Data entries

★ ★ ★

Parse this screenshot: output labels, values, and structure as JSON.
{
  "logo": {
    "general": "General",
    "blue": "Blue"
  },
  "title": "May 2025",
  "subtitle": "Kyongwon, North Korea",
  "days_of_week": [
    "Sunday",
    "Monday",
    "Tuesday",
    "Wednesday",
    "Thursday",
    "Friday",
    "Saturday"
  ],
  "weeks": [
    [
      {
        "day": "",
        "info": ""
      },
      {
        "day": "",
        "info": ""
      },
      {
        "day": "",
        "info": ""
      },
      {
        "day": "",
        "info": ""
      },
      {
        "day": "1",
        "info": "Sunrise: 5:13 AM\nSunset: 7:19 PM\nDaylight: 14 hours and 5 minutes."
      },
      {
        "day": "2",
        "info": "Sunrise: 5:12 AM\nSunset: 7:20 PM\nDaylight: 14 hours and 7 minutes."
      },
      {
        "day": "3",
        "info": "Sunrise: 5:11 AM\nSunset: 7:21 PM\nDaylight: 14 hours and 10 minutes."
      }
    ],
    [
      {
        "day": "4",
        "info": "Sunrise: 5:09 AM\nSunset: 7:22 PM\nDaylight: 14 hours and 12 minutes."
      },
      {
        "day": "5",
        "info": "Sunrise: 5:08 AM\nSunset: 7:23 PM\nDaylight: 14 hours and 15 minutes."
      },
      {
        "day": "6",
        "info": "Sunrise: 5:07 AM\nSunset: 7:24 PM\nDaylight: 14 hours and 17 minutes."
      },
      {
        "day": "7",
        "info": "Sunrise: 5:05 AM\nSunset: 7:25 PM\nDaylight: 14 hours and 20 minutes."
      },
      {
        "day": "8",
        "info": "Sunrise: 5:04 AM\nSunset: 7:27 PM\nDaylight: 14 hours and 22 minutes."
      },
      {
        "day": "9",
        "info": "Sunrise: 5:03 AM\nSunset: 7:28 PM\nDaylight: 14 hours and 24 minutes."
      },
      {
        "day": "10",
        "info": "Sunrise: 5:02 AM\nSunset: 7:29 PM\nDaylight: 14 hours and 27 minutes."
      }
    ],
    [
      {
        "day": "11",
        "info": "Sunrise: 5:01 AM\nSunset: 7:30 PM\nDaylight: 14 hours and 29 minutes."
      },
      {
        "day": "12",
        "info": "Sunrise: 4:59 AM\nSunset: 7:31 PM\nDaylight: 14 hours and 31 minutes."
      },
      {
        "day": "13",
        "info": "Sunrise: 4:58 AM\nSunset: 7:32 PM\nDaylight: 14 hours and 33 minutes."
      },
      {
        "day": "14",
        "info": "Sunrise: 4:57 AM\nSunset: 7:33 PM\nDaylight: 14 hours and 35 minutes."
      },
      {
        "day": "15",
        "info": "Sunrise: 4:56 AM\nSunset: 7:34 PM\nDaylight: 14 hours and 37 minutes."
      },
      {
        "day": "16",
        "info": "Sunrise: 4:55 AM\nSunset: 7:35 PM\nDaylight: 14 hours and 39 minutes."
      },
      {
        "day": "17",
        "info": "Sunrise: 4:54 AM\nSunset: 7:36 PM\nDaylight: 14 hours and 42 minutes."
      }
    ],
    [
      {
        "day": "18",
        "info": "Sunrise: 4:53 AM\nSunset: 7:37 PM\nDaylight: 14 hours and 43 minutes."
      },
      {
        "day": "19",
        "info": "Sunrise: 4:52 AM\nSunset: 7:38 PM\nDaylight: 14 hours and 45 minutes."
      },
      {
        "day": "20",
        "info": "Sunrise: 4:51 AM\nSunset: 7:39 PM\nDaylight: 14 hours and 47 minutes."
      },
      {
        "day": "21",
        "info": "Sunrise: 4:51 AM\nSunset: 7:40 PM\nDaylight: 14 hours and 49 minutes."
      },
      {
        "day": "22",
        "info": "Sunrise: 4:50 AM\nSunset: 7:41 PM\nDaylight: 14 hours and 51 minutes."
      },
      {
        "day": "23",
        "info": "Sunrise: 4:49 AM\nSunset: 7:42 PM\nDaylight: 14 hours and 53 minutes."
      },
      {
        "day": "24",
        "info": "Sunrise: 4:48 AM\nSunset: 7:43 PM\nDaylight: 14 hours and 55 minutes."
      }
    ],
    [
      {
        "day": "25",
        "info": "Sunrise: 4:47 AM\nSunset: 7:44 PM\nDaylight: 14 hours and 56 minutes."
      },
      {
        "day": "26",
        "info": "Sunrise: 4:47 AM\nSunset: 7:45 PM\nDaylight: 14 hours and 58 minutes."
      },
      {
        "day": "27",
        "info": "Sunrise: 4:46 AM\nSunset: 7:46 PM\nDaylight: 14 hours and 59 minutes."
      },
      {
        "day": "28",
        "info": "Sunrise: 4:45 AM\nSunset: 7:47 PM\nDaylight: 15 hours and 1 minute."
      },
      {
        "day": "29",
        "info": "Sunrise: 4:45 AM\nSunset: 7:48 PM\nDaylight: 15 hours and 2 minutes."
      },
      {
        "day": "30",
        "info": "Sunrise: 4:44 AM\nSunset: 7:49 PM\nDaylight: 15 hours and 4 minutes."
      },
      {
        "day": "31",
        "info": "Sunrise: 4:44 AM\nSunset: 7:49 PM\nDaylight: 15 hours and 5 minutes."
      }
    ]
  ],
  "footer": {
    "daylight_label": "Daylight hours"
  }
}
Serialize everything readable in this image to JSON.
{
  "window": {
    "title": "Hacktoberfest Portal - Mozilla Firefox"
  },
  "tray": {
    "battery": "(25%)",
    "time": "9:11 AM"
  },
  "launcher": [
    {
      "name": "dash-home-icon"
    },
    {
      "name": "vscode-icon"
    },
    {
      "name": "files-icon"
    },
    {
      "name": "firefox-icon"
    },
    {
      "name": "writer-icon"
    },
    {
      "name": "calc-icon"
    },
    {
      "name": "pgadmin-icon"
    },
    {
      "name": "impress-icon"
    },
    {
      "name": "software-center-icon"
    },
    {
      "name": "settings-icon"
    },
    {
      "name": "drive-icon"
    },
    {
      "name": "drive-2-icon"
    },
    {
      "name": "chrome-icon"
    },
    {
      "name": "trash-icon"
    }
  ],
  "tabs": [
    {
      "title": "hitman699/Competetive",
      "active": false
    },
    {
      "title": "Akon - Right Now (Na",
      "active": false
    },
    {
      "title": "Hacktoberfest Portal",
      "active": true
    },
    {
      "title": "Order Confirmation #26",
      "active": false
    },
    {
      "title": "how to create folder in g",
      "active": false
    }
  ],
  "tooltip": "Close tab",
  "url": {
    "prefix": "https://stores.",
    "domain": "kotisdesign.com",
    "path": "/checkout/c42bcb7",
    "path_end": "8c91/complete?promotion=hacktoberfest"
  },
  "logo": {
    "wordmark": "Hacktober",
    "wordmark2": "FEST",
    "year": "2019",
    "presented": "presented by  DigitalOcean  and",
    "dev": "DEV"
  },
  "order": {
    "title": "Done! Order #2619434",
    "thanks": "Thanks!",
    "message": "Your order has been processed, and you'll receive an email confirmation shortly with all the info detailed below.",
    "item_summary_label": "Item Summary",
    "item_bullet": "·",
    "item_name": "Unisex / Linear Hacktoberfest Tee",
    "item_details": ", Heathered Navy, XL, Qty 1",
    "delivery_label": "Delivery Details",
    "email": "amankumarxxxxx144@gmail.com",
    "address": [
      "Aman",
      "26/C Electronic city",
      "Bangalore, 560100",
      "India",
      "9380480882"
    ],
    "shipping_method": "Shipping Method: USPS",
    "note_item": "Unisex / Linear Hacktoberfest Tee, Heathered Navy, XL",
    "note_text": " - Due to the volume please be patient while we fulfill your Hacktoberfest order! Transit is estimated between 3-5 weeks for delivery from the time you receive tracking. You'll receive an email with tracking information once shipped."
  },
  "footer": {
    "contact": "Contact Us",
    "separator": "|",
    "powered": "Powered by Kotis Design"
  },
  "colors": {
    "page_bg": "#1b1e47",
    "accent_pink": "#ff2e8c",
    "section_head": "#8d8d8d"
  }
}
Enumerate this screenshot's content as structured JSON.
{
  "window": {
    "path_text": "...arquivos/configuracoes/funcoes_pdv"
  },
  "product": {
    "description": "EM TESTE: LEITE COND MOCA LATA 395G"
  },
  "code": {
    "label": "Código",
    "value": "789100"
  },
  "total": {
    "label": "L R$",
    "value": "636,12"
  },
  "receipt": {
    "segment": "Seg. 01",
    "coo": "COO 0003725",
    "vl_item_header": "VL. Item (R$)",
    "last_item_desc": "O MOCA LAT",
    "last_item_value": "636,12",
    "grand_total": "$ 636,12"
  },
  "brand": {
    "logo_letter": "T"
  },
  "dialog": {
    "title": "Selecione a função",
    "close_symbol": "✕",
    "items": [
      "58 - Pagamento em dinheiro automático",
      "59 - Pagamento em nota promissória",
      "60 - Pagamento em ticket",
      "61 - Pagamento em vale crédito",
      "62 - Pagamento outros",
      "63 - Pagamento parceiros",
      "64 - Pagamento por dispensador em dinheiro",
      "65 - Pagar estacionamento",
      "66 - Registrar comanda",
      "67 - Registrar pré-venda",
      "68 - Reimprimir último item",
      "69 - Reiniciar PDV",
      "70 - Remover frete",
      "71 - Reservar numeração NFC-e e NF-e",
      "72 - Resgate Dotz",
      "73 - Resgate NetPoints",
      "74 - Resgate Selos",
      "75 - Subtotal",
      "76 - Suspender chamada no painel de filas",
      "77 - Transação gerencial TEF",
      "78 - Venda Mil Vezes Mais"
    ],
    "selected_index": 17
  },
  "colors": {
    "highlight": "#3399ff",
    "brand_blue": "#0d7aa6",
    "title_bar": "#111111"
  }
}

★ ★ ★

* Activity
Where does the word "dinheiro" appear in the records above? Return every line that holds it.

* Result
      "58 - Pagamento em dinheiro automático",
      "64 - Pagamento por dispensador em dinheiro",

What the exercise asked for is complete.